## WHAT THE TASK ASKS:
Look for the word "true" in the entries and copy each line where it appears.

## Data records for software interfaces:
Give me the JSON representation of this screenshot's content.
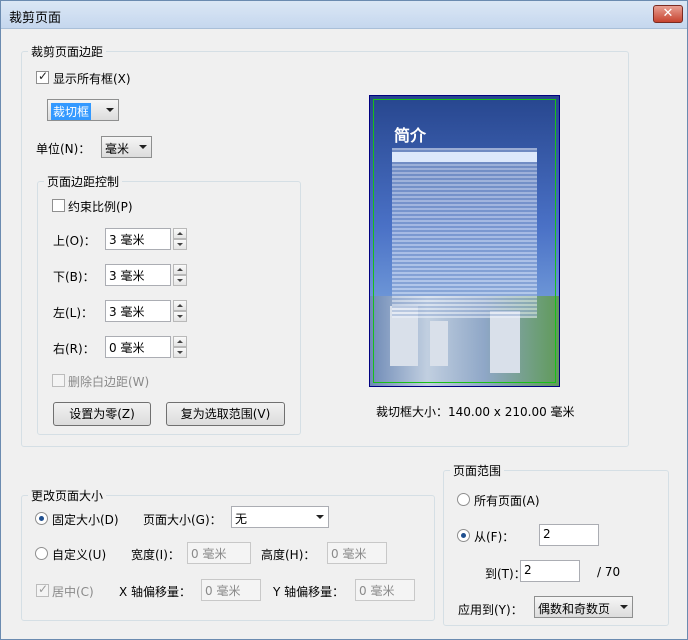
{
  "window": {
    "title": "裁剪页面",
    "close_label": "✕"
  },
  "margins": {
    "legend": "裁剪页面边距",
    "show_all_boxes_label": "显示所有框(X)",
    "show_all_boxes_checked": true,
    "box_select": "裁切框",
    "unit_label": "单位(N)：",
    "unit_select": "毫米",
    "control": {
      "legend": "页面边距控制",
      "constrain_label": "约束比例(P)",
      "top_label": "上(O)：",
      "top_value": "3 毫米",
      "bottom_label": "下(B)：",
      "bottom_value": "3 毫米",
      "left_label": "左(L)：",
      "left_value": "3 毫米",
      "right_label": "右(R)：",
      "right_value": "0 毫米",
      "remove_white_label": "删除白边距(W)",
      "set_zero_button": "设置为零(Z)",
      "restore_button": "复为选取范围(V)"
    }
  },
  "preview": {
    "page_title": "简介",
    "crop_size_text": "裁切框大小：140.00 x 210.00 毫米"
  },
  "page_size": {
    "legend": "更改页面大小",
    "fixed_label": "固定大小(D)",
    "fixed_selected": true,
    "page_size_label": "页面大小(G)：",
    "page_size_select": "无",
    "custom_label": "自定义(U)",
    "width_label": "宽度(I)：",
    "width_value": "0 毫米",
    "height_label": "高度(H)：",
    "height_value": "0 毫米",
    "center_label": "居中(C)",
    "center_checked": true,
    "x_offset_label": "X 轴偏移量：",
    "x_offset_value": "0 毫米",
    "y_offset_label": "Y 轴偏移量：",
    "y_offset_value": "0 毫米"
  },
  "page_range": {
    "legend": "页面范围",
    "all_label": "所有页面(A)",
    "from_label": "从(F)：",
    "from_value": "2",
    "to_label": "到(T)：",
    "to_value": "2",
    "total": "/ 70",
    "apply_label": "应用到(Y)：",
    "apply_select": "偶数和奇数页"
  }
}
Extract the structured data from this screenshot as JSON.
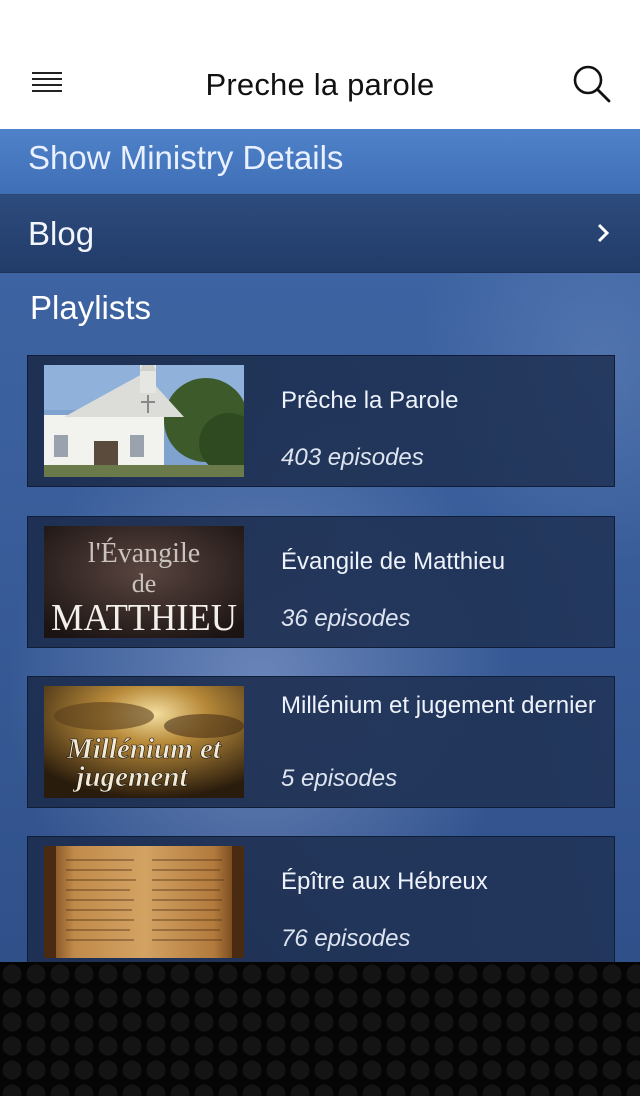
{
  "header": {
    "title": "Preche la parole",
    "menu_icon": "hamburger-menu-icon",
    "search_icon": "search-icon"
  },
  "ministry": {
    "label": "Show Ministry Details"
  },
  "blog": {
    "label": "Blog"
  },
  "playlists": {
    "title": "Playlists",
    "items": [
      {
        "name": "Prêche la Parole",
        "count": "403 episodes",
        "thumb": "church-photo"
      },
      {
        "name": "Évangile de Matthieu",
        "count": "36 episodes",
        "thumb": "matthieu-title-art",
        "thumb_text": {
          "line1": "l'Évangile",
          "line2": "de",
          "line3": "MATTHIEU"
        }
      },
      {
        "name": "Millénium et jugement dernier",
        "count": "5 episodes",
        "thumb": "millenium-sky-art",
        "thumb_text": {
          "line1": "Millénium et",
          "line2": "jugement"
        }
      },
      {
        "name": "Épître aux Hébreux",
        "count": "76 episodes",
        "thumb": "scroll-photo"
      }
    ]
  }
}
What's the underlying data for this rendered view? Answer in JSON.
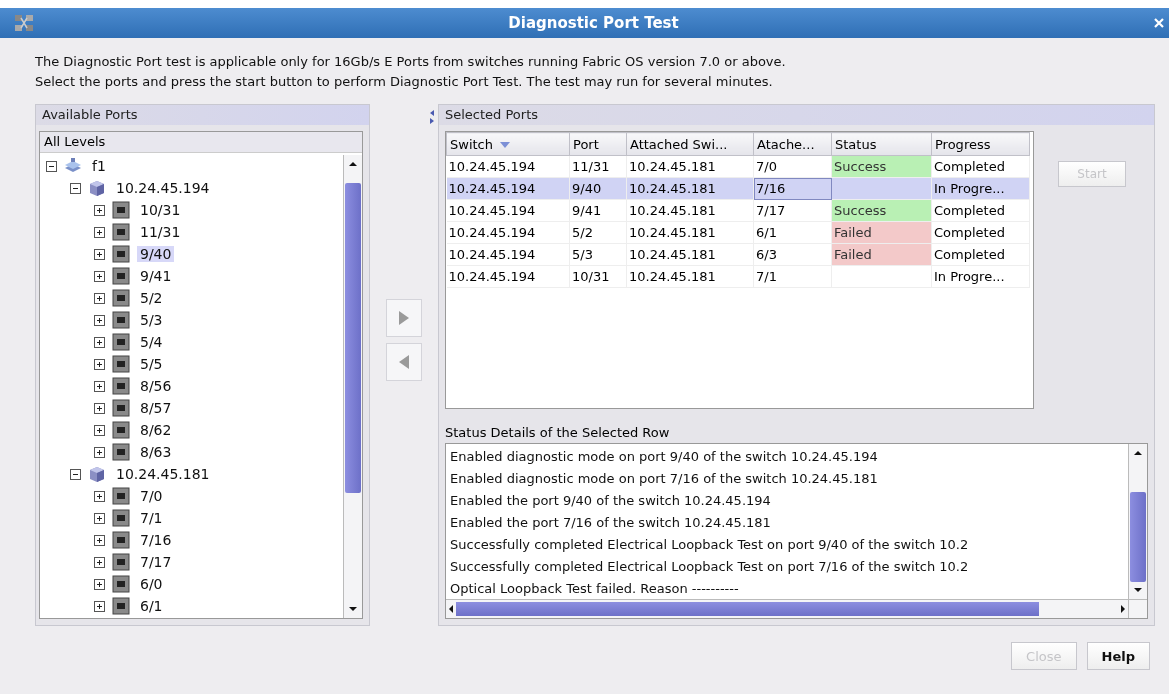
{
  "window": {
    "title": "Diagnostic Port Test"
  },
  "intro": [
    "The Diagnostic Port test is applicable only for 16Gb/s E Ports from switches running Fabric OS version 7.0 or above.",
    "Select the ports and press the start button to perform Diagnostic Port Test. The test may run for several minutes."
  ],
  "available_ports": {
    "title": "Available Ports",
    "header": "All Levels",
    "tree": [
      {
        "label": "f1",
        "kind": "fabric",
        "expanded": true,
        "selected": false,
        "children": [
          {
            "label": "10.24.45.194",
            "kind": "switch",
            "expanded": true,
            "selected": false,
            "children": [
              {
                "label": "10/31",
                "kind": "port",
                "expanded": false,
                "selected": false
              },
              {
                "label": "11/31",
                "kind": "port",
                "expanded": false,
                "selected": false
              },
              {
                "label": "9/40",
                "kind": "port",
                "expanded": false,
                "selected": true
              },
              {
                "label": "9/41",
                "kind": "port",
                "expanded": false,
                "selected": false
              },
              {
                "label": "5/2",
                "kind": "port",
                "expanded": false,
                "selected": false
              },
              {
                "label": "5/3",
                "kind": "port",
                "expanded": false,
                "selected": false
              },
              {
                "label": "5/4",
                "kind": "port",
                "expanded": false,
                "selected": false
              },
              {
                "label": "5/5",
                "kind": "port",
                "expanded": false,
                "selected": false
              },
              {
                "label": "8/56",
                "kind": "port",
                "expanded": false,
                "selected": false
              },
              {
                "label": "8/57",
                "kind": "port",
                "expanded": false,
                "selected": false
              },
              {
                "label": "8/62",
                "kind": "port",
                "expanded": false,
                "selected": false
              },
              {
                "label": "8/63",
                "kind": "port",
                "expanded": false,
                "selected": false
              }
            ]
          },
          {
            "label": "10.24.45.181",
            "kind": "switch",
            "expanded": true,
            "selected": false,
            "children": [
              {
                "label": "7/0",
                "kind": "port",
                "expanded": false,
                "selected": false
              },
              {
                "label": "7/1",
                "kind": "port",
                "expanded": false,
                "selected": false
              },
              {
                "label": "7/16",
                "kind": "port",
                "expanded": false,
                "selected": false
              },
              {
                "label": "7/17",
                "kind": "port",
                "expanded": false,
                "selected": false
              },
              {
                "label": "6/0",
                "kind": "port",
                "expanded": false,
                "selected": false
              },
              {
                "label": "6/1",
                "kind": "port",
                "expanded": false,
                "selected": false
              }
            ]
          }
        ]
      }
    ]
  },
  "selected_ports": {
    "title": "Selected Ports",
    "table": {
      "columns": [
        {
          "label": "Switch",
          "sorted": true
        },
        {
          "label": "Port",
          "sorted": false
        },
        {
          "label": "Attached Swi...",
          "sorted": false
        },
        {
          "label": "Atache...",
          "sorted": false
        },
        {
          "label": "Status",
          "sorted": false
        },
        {
          "label": "Progress",
          "sorted": false
        }
      ],
      "rows": [
        {
          "switch": "10.24.45.194",
          "port": "11/31",
          "attached_switch": "10.24.45.181",
          "column_4": "7/0",
          "status": {
            "text": "Success",
            "color": "#b9f0b4"
          },
          "progress": "Completed",
          "selected": false
        },
        {
          "switch": "10.24.45.194",
          "port": "9/40",
          "attached_switch": "10.24.45.181",
          "column_4": "7/16",
          "progress": "In Progre...",
          "selected": true
        },
        {
          "switch": "10.24.45.194",
          "port": "9/41",
          "attached_switch": "10.24.45.181",
          "column_4": "7/17",
          "status": {
            "text": "Success",
            "color": "#b9f0b4"
          },
          "progress": "Completed",
          "selected": false
        },
        {
          "switch": "10.24.45.194",
          "port": "5/2",
          "attached_switch": "10.24.45.181",
          "column_4": "6/1",
          "status": {
            "text": "Failed",
            "color": "#f3c9c9"
          },
          "progress": "Completed",
          "selected": false
        },
        {
          "switch": "10.24.45.194",
          "port": "5/3",
          "attached_switch": "10.24.45.181",
          "column_4": "6/3",
          "status": {
            "text": "Failed",
            "color": "#f3c9c9"
          },
          "progress": "Completed",
          "selected": false
        },
        {
          "switch": "10.24.45.194",
          "port": "10/31",
          "attached_switch": "10.24.45.181",
          "column_4": "7/1",
          "progress": "In Progre...",
          "selected": false
        }
      ]
    },
    "start_button": {
      "label": "Start",
      "disabled": true
    }
  },
  "status_details": {
    "title": "Status Details of the Selected Row",
    "lines": [
      "Enabled diagnostic mode on port 9/40 of the switch 10.24.45.194",
      "Enabled diagnostic mode on port 7/16 of the switch 10.24.45.181",
      "Enabled the port 9/40 of the switch 10.24.45.194",
      "Enabled the port 7/16 of the switch 10.24.45.181",
      "Successfully completed Electrical Loopback Test on port 9/40 of the switch 10.2",
      "Successfully completed Electrical Loopback Test on port 7/16 of the switch 10.2",
      "Optical Loopback Test failed. Reason ----------"
    ]
  },
  "buttons": [
    {
      "label": "Close",
      "disabled": true
    },
    {
      "label": "Help",
      "disabled": false
    }
  ]
}
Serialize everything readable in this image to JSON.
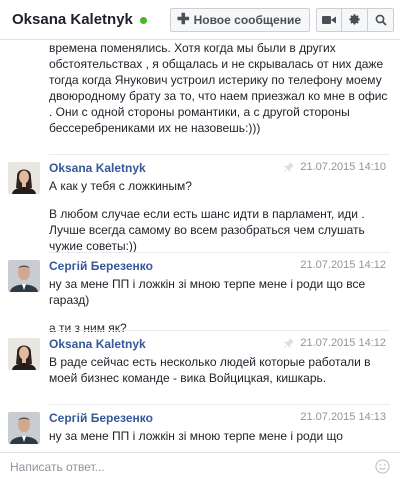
{
  "header": {
    "contact_name": "Oksana Kaletnyk",
    "new_message_label": "Новое сообщение",
    "icons": [
      "plus-icon",
      "video-icon",
      "gear-icon",
      "search-icon"
    ]
  },
  "conversation": {
    "continued_text": "времена поменялись. Хотя когда мы были в других обстоятельствах , я общалась и не скрывалась от них даже тогда когда Янукович устроил истерику по телефону моему двоюродному брату за то, что наем приезжал ко мне в офис . Они с одной стороны романтики, а с другой стороны бессеребрениками их не назовешь:)))",
    "messages": [
      {
        "sender": "Oksana Kaletnyk",
        "time": "21.07.2015 14:10",
        "paragraphs": [
          "А как у тебя с ложкиным?",
          "В любом случае если есть шанс идти в парламент, иди . Лучше всегда самому во всем разобраться чем слушать чужие советы:))"
        ]
      },
      {
        "sender": "Сергій Березенко",
        "time": "21.07.2015 14:12",
        "paragraphs": [
          "ну за мене ПП і ложкін зі мною терпе мене і роди що все гаразд)",
          "а ти з ним як?"
        ]
      },
      {
        "sender": "Oksana Kaletnyk",
        "time": "21.07.2015 14:12",
        "paragraphs": [
          "В раде сейчас есть несколько людей которые работали в моей бизнес команде - вика Войцицкая, кишкарь."
        ]
      },
      {
        "sender": "Сергій Березенко",
        "time": "21.07.2015 14:13",
        "paragraphs": [
          "ну за мене ПП і ложкін зі мною терпе мене і роди що"
        ]
      }
    ]
  },
  "composer": {
    "placeholder": "Написать ответ..."
  },
  "colors": {
    "online": "#42b72a",
    "sender_name": "#365899",
    "timestamp": "#90949c",
    "border": "#dddfe2"
  }
}
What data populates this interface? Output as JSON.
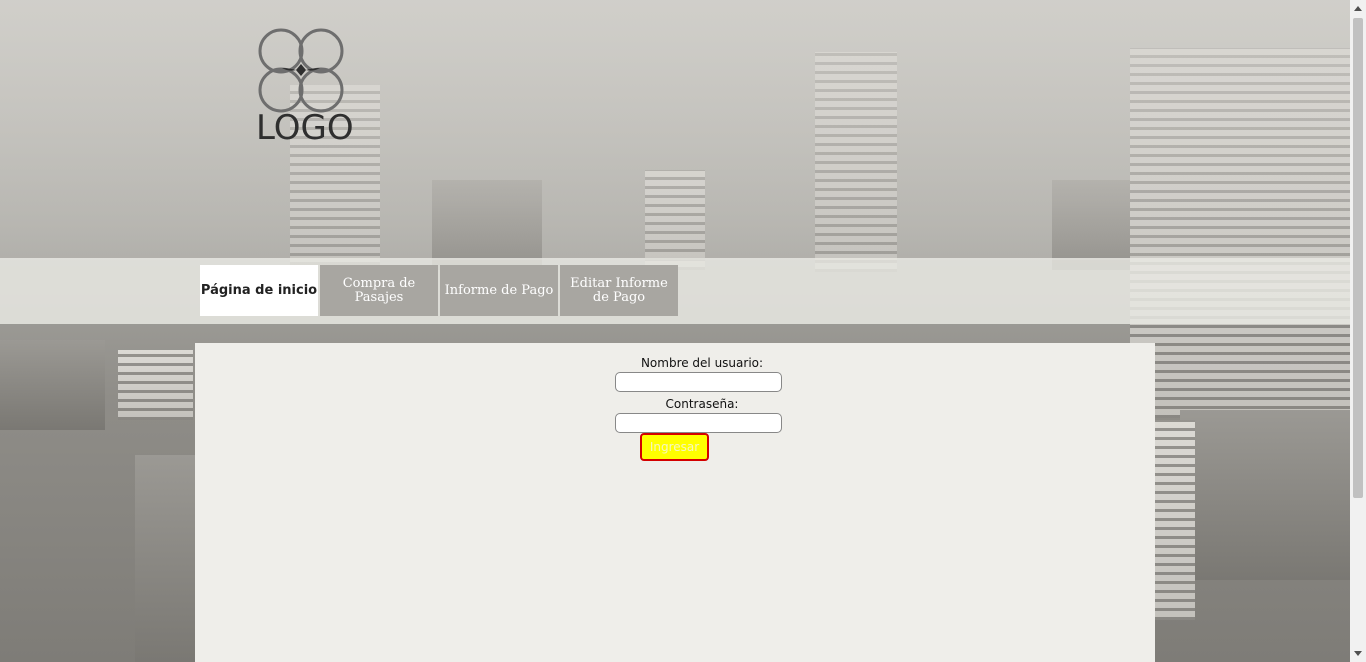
{
  "logo": {
    "text": "LOGO"
  },
  "nav": {
    "items": [
      {
        "label": "Página de inicio",
        "active": true
      },
      {
        "label": "Compra de Pasajes",
        "active": false
      },
      {
        "label": "Informe de Pago",
        "active": false
      },
      {
        "label": "Editar Informe de Pago",
        "active": false
      }
    ]
  },
  "login": {
    "username_label": "Nombre del usuario:",
    "username_value": "",
    "password_label": "Contraseña:",
    "password_value": "",
    "submit_label": "Ingresar"
  },
  "colors": {
    "submit_bg": "#ffff00",
    "submit_border": "#d40000",
    "nav_inactive": "#a8a6a1",
    "nav_active": "#ffffff",
    "content_bg": "#efeeea"
  }
}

## SOLUTION TO THIS EXERCISE:
    "show_all_boxes_checked": true,
    "fixed_selected": true,
    "center_checked": true,
        "expanded": true,
            "expanded": true,
                "selected": true
            "expanded": true,
          "sorted": true
          "selected": true
      "disabled": true
      "disabled": true
        "active": true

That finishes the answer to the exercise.